All eyes are on J.C. Penney Co. as it rolls out the first wave of its branded shops to nearly 700 stores nationwide.
The shops are the linchpin of CEO Ron Johnson’s ambitious plan to transform the Penney shopping experience from the standard department store model to one that is made up of some 100 branded shops and a central “Town Square” area. Some of the shops will focus on one brand; others on a variety of labels. All will feature their own fixtures and signage. As for the Square, Johnson told analysts and investors at a presentation in August that it will feature seasonal merchandise and will also function as a central meeting place offering classes and other activities.
The first three shops, opened in time for the back-to-school selling season, are focused on denim, with concepts for three brands — Levi’s, i jeans by Buffalo and The Original Arizona Jean Co. Set to open at press time: shops for Liz Claiborne; Izod; and jcp, a new private brand of fashion basics. Other brands that will be eventually setting up shop in Penney range from Maidenform and Vanity Fair to Carter’s and Cynthia Rowley to Martha Stewart Living and Betsey Johnson.
Also in the wings is Joe Fresh, the Canadian cheap-chic retailer, whose branded shop concept will launch in spring 2013. The brand, owned by Loblaw Cos. Ltd., operates only a handful of U.S. stores, all of them in the New York metro area.
Of the initial batch, the Levi’s shop, dubbed Levi’s Denim Bar, is the most detailed. Each Denim Bar is equipped with iPads so customers can access more sizes, styles and finishes through a virtual experience. Trained stylists from Levi’s are available to help customers. The shop is a first for Penney in that it offers mobile checkout.
But it certainly won’t be the last. Johnson has said he wants to eliminate traditional checkouts by the end of 2013, replacing them with mobile checkout devices and self-checkout kiosks. And by February 2013, the retailer will move to a 100% (item-level) RFID deployment.
Penney’s reinvention has been rocky. Its new three-tiered pricing strategy was not well received by customers. The chain has since simplified the model and is fine-tuning its advertising to better explain the changes. The company lost $147 million in the second quarter, ended July 28, 2012, compared with net income of $14 million a year ago. Revenue plunged almost 23% to $3.02 billion amid a 21.7% drop in same-store sales.
Despite the miserable quarter, Johnson is holding firm. (And to be fair, with only the first wave of shops rolled out and the new merchandise just now arriving, the transformation is really still in its initial stages.) He told analysts at the meeting in August he has seen some hopeful signs in the business since early August. He noted that sales of Levi’s merchandise are up 25% in the stores that have the branded Levi’s shops.

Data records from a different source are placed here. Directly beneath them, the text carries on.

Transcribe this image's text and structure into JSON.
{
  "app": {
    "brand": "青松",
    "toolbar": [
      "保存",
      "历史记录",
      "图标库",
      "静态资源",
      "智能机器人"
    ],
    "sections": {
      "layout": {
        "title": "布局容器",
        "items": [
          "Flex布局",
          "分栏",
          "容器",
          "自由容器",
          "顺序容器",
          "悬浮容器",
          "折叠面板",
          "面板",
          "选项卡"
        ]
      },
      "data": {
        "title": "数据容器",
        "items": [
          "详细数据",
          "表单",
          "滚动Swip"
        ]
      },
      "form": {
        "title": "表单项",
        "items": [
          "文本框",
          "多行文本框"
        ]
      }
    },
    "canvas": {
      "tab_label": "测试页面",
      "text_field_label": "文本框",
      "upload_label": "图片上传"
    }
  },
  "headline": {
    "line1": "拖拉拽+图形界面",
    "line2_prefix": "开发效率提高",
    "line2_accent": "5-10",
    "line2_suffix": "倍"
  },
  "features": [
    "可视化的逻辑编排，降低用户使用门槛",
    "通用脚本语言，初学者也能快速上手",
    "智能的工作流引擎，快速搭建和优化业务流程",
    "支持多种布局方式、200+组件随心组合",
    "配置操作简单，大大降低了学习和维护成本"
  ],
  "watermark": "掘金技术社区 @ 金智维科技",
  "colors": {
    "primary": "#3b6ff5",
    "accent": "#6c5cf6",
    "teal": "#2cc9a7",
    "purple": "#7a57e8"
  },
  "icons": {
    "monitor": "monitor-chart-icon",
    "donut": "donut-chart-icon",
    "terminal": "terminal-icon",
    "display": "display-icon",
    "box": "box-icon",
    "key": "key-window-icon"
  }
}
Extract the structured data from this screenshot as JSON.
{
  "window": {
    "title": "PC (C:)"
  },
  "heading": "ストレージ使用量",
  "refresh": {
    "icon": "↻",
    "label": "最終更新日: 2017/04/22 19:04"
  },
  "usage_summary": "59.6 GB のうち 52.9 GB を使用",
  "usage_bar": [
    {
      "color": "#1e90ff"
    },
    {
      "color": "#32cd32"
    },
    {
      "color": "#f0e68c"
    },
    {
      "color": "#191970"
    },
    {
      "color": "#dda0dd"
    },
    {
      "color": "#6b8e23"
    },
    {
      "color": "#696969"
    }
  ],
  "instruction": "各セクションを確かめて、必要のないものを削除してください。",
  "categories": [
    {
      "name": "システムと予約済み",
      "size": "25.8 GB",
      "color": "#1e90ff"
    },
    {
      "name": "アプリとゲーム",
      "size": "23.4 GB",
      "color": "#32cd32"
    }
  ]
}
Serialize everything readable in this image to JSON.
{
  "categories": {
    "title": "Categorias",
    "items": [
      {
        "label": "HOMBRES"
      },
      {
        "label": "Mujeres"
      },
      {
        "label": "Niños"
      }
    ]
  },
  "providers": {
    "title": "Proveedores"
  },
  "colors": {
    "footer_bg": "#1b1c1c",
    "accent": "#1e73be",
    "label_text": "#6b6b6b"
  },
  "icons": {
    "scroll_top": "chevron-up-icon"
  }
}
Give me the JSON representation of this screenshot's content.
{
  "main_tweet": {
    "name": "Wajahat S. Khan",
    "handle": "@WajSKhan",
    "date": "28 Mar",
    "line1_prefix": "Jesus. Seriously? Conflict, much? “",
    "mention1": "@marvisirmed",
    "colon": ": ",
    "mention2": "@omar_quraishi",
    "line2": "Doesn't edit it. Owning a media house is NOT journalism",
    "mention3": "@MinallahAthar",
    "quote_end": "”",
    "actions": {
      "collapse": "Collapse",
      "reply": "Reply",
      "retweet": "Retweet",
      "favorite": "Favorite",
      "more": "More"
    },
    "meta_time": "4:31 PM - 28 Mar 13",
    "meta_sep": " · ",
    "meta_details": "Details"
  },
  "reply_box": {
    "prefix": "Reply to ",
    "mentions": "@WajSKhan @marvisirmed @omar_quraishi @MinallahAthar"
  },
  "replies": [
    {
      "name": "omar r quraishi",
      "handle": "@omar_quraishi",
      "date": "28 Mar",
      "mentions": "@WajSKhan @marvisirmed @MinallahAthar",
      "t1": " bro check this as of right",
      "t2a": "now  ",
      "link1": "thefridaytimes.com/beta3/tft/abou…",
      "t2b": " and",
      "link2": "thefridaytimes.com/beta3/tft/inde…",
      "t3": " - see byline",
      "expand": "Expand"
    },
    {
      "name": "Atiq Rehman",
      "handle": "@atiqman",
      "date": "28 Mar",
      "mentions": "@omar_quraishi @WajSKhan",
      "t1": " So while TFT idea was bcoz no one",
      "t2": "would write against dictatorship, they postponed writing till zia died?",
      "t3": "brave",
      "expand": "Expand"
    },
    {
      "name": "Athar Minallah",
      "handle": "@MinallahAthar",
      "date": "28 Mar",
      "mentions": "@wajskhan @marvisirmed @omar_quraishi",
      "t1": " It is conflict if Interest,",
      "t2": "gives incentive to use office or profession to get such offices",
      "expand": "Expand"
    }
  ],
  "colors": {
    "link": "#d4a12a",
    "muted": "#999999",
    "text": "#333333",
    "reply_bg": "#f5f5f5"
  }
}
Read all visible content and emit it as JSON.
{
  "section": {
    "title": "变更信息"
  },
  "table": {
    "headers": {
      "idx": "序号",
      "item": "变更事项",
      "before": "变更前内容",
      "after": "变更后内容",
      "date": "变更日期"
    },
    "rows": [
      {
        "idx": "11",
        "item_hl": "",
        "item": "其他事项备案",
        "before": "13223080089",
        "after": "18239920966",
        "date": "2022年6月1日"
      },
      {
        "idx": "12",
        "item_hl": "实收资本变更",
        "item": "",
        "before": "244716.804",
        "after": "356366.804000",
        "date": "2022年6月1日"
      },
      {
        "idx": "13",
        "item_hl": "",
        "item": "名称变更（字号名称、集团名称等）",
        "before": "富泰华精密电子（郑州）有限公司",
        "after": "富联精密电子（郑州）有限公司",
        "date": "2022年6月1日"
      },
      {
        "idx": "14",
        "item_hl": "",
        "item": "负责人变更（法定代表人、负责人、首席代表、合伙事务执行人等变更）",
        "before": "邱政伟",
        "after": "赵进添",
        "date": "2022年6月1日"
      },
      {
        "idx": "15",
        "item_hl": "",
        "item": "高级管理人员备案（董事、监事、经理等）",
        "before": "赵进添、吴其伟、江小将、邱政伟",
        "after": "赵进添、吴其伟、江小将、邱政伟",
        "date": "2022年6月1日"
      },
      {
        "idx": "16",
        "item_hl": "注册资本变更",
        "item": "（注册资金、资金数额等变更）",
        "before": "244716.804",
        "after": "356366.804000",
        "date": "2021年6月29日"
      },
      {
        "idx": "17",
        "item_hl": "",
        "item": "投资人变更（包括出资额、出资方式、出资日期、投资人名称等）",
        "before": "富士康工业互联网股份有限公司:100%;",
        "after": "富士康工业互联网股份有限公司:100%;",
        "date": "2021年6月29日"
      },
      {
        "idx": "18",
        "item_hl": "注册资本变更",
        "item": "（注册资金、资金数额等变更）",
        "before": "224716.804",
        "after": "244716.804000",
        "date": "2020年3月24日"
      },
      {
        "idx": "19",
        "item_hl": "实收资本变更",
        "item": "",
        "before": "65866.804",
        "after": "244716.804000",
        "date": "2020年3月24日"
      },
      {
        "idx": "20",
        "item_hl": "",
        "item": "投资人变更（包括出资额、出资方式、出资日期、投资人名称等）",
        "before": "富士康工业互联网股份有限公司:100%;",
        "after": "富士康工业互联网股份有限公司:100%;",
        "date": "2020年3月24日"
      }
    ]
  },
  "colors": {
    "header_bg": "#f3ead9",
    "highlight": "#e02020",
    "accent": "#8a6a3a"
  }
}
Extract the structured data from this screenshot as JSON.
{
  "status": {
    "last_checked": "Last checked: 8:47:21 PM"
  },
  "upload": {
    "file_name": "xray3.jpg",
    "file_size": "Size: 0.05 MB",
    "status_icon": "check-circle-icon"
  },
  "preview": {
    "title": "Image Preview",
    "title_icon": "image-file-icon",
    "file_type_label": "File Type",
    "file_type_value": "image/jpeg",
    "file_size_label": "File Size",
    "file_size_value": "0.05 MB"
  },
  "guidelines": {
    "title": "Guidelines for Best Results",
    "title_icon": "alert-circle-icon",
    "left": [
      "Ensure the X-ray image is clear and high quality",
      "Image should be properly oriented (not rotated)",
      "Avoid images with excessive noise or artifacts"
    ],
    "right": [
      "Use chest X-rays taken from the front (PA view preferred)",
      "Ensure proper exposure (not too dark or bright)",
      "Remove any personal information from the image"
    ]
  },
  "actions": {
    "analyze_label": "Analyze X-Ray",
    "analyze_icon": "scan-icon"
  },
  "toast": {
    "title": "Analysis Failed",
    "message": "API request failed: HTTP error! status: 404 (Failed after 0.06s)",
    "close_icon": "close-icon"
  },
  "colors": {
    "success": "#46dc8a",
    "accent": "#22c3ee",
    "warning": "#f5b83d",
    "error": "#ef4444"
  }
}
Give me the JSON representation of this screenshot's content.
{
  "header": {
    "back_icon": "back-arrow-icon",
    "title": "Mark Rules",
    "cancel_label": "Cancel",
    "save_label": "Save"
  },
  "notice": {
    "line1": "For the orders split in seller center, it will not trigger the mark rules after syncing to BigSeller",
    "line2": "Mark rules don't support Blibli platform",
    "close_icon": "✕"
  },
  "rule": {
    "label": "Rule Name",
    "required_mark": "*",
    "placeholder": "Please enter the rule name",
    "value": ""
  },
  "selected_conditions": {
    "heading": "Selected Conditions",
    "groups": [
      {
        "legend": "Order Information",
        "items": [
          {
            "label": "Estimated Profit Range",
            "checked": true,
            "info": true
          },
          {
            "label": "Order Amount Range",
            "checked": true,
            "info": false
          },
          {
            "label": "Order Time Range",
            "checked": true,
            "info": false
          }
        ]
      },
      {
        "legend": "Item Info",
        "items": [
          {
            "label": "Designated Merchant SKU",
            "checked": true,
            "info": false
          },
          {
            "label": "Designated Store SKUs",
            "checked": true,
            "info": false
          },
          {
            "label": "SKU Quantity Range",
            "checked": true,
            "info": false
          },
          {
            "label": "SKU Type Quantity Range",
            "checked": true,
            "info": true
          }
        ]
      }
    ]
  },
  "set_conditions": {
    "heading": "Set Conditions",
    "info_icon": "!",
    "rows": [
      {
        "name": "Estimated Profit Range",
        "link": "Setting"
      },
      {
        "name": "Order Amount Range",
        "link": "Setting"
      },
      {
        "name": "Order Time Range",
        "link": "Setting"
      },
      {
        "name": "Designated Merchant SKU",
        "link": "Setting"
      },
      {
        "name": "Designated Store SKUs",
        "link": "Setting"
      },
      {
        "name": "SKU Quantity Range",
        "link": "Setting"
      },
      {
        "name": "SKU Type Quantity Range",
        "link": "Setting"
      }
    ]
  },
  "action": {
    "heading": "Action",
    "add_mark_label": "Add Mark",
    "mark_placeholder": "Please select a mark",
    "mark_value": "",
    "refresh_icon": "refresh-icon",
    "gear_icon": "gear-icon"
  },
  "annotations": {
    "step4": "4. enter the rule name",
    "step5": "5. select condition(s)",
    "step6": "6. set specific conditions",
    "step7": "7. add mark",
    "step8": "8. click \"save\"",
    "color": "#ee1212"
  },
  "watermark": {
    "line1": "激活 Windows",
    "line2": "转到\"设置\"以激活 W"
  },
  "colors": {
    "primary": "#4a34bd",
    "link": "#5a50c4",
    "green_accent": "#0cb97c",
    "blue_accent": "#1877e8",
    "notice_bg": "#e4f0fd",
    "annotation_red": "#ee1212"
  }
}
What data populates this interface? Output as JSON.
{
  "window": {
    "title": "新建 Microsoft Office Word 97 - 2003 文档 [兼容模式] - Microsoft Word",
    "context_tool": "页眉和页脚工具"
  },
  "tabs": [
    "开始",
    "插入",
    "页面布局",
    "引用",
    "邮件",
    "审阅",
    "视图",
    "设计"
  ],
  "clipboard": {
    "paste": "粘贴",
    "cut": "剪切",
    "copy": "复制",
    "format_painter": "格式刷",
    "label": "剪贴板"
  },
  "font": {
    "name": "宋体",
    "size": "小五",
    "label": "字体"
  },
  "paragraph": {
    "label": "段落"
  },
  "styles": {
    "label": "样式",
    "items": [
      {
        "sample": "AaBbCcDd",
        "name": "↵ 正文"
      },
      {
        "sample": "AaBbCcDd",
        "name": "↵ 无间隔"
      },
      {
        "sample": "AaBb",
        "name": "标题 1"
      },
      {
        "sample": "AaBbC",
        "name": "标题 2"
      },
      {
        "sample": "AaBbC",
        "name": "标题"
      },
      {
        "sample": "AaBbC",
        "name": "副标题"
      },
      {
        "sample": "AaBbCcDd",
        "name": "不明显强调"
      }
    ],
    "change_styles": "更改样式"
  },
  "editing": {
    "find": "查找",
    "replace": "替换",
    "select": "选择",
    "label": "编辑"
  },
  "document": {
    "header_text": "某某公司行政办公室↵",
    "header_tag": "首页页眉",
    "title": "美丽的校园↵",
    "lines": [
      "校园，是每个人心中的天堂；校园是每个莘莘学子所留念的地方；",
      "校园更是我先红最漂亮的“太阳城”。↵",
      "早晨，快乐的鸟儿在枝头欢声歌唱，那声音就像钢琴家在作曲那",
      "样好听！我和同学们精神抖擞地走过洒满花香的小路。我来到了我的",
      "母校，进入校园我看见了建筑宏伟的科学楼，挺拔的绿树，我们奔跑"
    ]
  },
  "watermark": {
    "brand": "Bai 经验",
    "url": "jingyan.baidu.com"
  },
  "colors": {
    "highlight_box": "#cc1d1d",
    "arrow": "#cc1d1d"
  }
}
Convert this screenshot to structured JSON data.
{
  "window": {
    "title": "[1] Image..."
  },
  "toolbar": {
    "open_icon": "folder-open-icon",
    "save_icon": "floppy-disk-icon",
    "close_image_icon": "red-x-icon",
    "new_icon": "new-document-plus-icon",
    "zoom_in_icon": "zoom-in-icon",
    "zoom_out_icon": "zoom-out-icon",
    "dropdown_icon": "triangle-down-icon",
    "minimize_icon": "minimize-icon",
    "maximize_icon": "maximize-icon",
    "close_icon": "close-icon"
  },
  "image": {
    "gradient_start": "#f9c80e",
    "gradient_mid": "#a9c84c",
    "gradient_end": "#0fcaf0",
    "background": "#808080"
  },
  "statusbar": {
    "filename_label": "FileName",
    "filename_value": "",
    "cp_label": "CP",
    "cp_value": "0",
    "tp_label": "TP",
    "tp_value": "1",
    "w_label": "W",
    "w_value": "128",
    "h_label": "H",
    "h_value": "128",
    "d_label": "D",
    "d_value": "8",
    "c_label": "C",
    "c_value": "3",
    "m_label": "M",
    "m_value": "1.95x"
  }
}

“I am completely confident that our transformation is on track,” Johnson said.